Entries from a dataset of interfaces
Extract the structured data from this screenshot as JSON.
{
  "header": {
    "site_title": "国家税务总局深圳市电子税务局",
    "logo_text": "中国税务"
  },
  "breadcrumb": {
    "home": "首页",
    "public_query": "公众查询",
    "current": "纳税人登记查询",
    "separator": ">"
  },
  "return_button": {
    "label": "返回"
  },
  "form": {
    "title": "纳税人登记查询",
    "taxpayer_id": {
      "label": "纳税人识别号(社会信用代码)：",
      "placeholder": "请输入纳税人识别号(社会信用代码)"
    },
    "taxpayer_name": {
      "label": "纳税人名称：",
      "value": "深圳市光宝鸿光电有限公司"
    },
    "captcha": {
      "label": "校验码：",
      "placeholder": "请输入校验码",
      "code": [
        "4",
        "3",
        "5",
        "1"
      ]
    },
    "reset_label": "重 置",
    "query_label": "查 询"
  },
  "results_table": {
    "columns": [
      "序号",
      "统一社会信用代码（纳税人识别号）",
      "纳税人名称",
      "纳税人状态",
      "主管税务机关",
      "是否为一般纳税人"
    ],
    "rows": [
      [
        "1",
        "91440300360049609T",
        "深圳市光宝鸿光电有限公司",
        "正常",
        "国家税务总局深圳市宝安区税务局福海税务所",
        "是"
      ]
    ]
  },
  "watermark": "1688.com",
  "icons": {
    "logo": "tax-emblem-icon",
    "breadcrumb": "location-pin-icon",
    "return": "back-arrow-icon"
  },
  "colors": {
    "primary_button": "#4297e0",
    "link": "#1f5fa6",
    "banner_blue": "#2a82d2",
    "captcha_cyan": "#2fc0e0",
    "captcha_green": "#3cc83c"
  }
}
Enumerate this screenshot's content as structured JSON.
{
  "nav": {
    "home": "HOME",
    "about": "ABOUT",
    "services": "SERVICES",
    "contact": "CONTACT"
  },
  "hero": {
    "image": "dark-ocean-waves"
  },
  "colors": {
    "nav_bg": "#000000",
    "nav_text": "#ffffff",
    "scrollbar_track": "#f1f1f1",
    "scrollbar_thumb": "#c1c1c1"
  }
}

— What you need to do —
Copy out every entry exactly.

— Answer space —
Extract the structured data from this screenshot as JSON.
{
  "header": {
    "site_title": "国家税务总局深圳市电子税务局",
    "logo_text": "中国税务"
  },
  "breadcrumb": {
    "home": "首页",
    "public_query": "公众查询",
    "current": "纳税人登记查询",
    "separator": ">"
  },
  "return_button": {
    "label": "返回"
  },
  "form": {
    "title": "纳税人登记查询",
    "taxpayer_id": {
      "label": "纳税人识别号(社会信用代码)：",
      "placeholder": "请输入纳税人识别号(社会信用代码)"
    },
    "taxpayer_name": {
      "label": "纳税人名称：",
      "value": "深圳市光宝鸿光电有限公司"
    },
    "captcha": {
      "label": "校验码：",
      "placeholder": "请输入校验码",
      "code": [
        "4",
        "3",
        "5",
        "1"
      ]
    },
    "reset_label": "重 置",
    "query_label": "查 询"
  },
  "results_table": {
    "columns": [
      "序号",
      "统一社会信用代码（纳税人识别号）",
      "纳税人名称",
      "纳税人状态",
      "主管税务机关",
      "是否为一般纳税人"
    ],
    "rows": [
      [
        "1",
        "91440300360049609T",
        "深圳市光宝鸿光电有限公司",
        "正常",
        "国家税务总局深圳市宝安区税务局福海税务所",
        "是"
      ]
    ]
  },
  "watermark": "1688.com",
  "icons": {
    "logo": "tax-emblem-icon",
    "breadcrumb": "location-pin-icon",
    "return": "back-arrow-icon"
  },
  "colors": {
    "primary_button": "#4297e0",
    "link": "#1f5fa6",
    "banner_blue": "#2a82d2",
    "captcha_cyan": "#2fc0e0",
    "captcha_green": "#3cc83c"
  }
}
Enumerate this screenshot's content as structured JSON.
{
  "nav": {
    "home": "HOME",
    "about": "ABOUT",
    "services": "SERVICES",
    "contact": "CONTACT"
  },
  "hero": {
    "image": "dark-ocean-waves"
  },
  "colors": {
    "nav_bg": "#000000",
    "nav_text": "#ffffff",
    "scrollbar_track": "#f1f1f1",
    "scrollbar_thumb": "#c1c1c1"
  }
}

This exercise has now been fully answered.